There was only so much to be learned from Georgia Tech’s victory against Wofford on Saturday at Bobby Dodd Stadium.
The Yellow Jackets looked sharper on offense as the game progressed, averaging 5.9 yards per play in the first four drives but 11.2 over the final six. But perhaps that should have been expected against an overmatched opponent. Further, the running game produced only one gain of more than 20 yards, a pitch to A-back Broderick Snoddy that went for 65 yards and was actually ruled a forward pass. But the Terriers should know better than anyone how to defend an option offense, as they see their own daily in practice.
“We weren’t playing somebody who didn’t have an idea of what to do,” coach Paul Johnson said.
The Tech defense gave up 5.8 yards per carry to Wofford, but option offenses like Wofford’s (and Tech’s) have a way of doing that.
“The thing I like about what we do is it’s hard to play against,” Johnson said, “and it was looking right back at us. We couldn’t get ’em off the field.”
The areas that Tech had control over were perhaps the most instructional. The Jackets did quite well in one of those areas and not so well in others. Yet they did win 38-19.
Save one slight bobble, center Freddie Burden and quarterback Justin Thomas successfully executed all 59 snaps in the game, which is particularly noteworthy because it was not only Burden and Thomas’ first starts but also Burden’s first college game. Thomas also handled all of his handoffs, pitches and tosses without putting the ball on the ground.
Tech’s only miscue in that department was returner Jamal Golden’s fumble of a second-quarter punt. Fortunately for the Jackets, it rolled out of bounds to allow Tech to retain possession.
“As you can see, I’m a little rusty, but I expected that coming into the first game, so hopefully, knock that out and that doesn’t happen again,” Golden said.
Last season, Tech fumbled 28 times.
The tackling was a weak spot. Repeatedly on Saturday, defenders pursued the ball at incorrect angles, allowing Wofford ball carriers to get deep into the defense.
The actual tackling was not in peak form, either, as the Terriers broke multiple tackles to gain extra yards. While he played a strong overall game, defensive end Roderick Rook-Chungong had a critical miss. On a fourth-and-2 play in the fourth quarter, Rook-Chungong had quarterback Michael Weimer lined up in the backfield, but let him spin away for a first down. Wofford went on to score a touchdown on the drive, with the drive’s final two plays also extended by missed tackles.
Communication was another trouble spot.

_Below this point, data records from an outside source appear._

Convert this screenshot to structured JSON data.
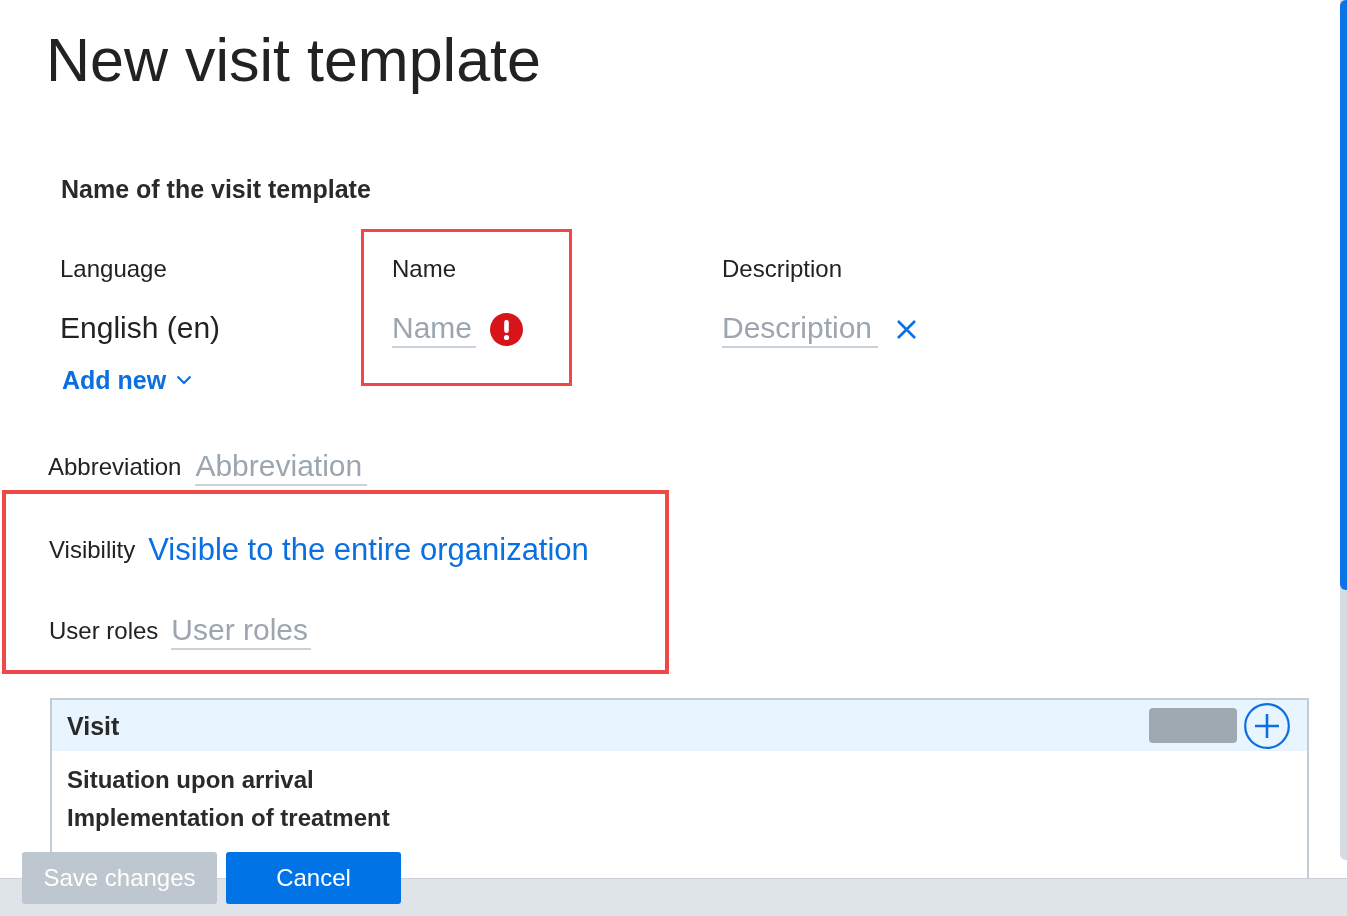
{
  "page": {
    "title": "New visit template"
  },
  "name_section": {
    "heading": "Name of the visit template",
    "language": {
      "label": "Language",
      "value": "English (en)",
      "add_new": "Add new"
    },
    "name": {
      "label": "Name",
      "placeholder": "Name",
      "error": true,
      "highlighted": true
    },
    "description": {
      "label": "Description",
      "placeholder": "Description",
      "clearable": true
    }
  },
  "abbreviation": {
    "label": "Abbreviation",
    "placeholder": "Abbreviation"
  },
  "access": {
    "highlighted": true,
    "visibility": {
      "label": "Visibility",
      "value": "Visible to the entire organization"
    },
    "user_roles": {
      "label": "User roles",
      "placeholder": "User roles"
    }
  },
  "visit_panel": {
    "title": "Visit",
    "items": [
      "Situation upon arrival",
      "Implementation of treatment"
    ]
  },
  "footer": {
    "buttons": [
      {
        "label": "Save changes",
        "disabled": true
      },
      {
        "label": "Cancel",
        "disabled": false
      }
    ]
  }
}
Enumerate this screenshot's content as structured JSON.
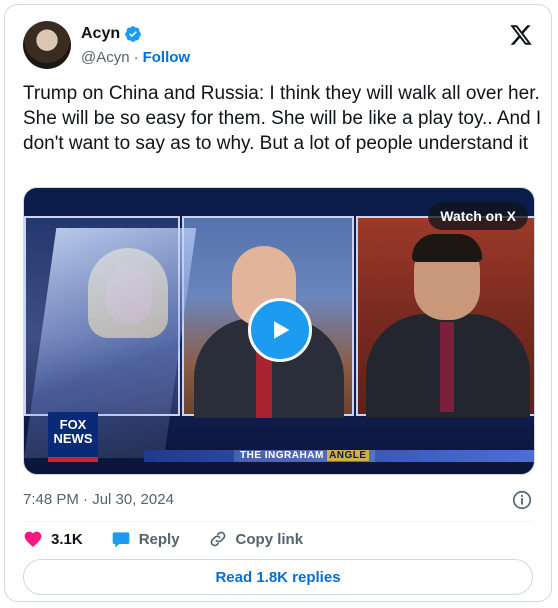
{
  "author": {
    "display_name": "Acyn",
    "handle": "@Acyn",
    "follow_label": "Follow"
  },
  "tweet": {
    "text": "Trump on China and Russia: I think they will walk all over her. She will be so easy for them. She will be like a play toy.. And I don't want to say as to why. But a lot of people understand it",
    "timestamp": "7:48 PM · Jul 30, 2024"
  },
  "media": {
    "watch_label": "Watch on X",
    "chyron_prefix": "THE INGRAHAM ",
    "chyron_highlight": "ANGLE",
    "logo_line1": "FOX",
    "logo_line2": "NEWS"
  },
  "actions": {
    "likes": "3.1K",
    "reply_label": "Reply",
    "copy_link_label": "Copy link"
  },
  "read_replies_label": "Read 1.8K replies",
  "colors": {
    "accent": "#1d9bf0",
    "link": "#006fd6",
    "like": "#f91880",
    "muted": "#536471"
  },
  "icons": {
    "verified": "verified-badge-icon",
    "x_logo": "x-logo-icon",
    "info": "info-icon",
    "like": "heart-icon",
    "reply": "speech-bubble-icon",
    "copy_link": "link-icon",
    "play": "play-icon"
  }
}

Linebacker Quayshawn Nealy said that the defensive line didn’t receive some play calls from the linebackers.
Tulane, the Jackets’ next opponent, doesn’t necessarily look like a world beater. In a preseason media poll, the Green Wave were picked to finish ninth in the American Athletic Conference, tied with Connecticut. Thursday, Tulane lost in double overtime to Tulsa, which was 3-9 last season and picked to finish last in the AAC.
“(Defensive coordinator Ted Roof) didn’t have too much to say, besides we have some work to do,” Nealy said. “That was a given, but he did say that the next team is going to play a whole lot harder and they’ve got more talent that the guys that came in (Saturday).”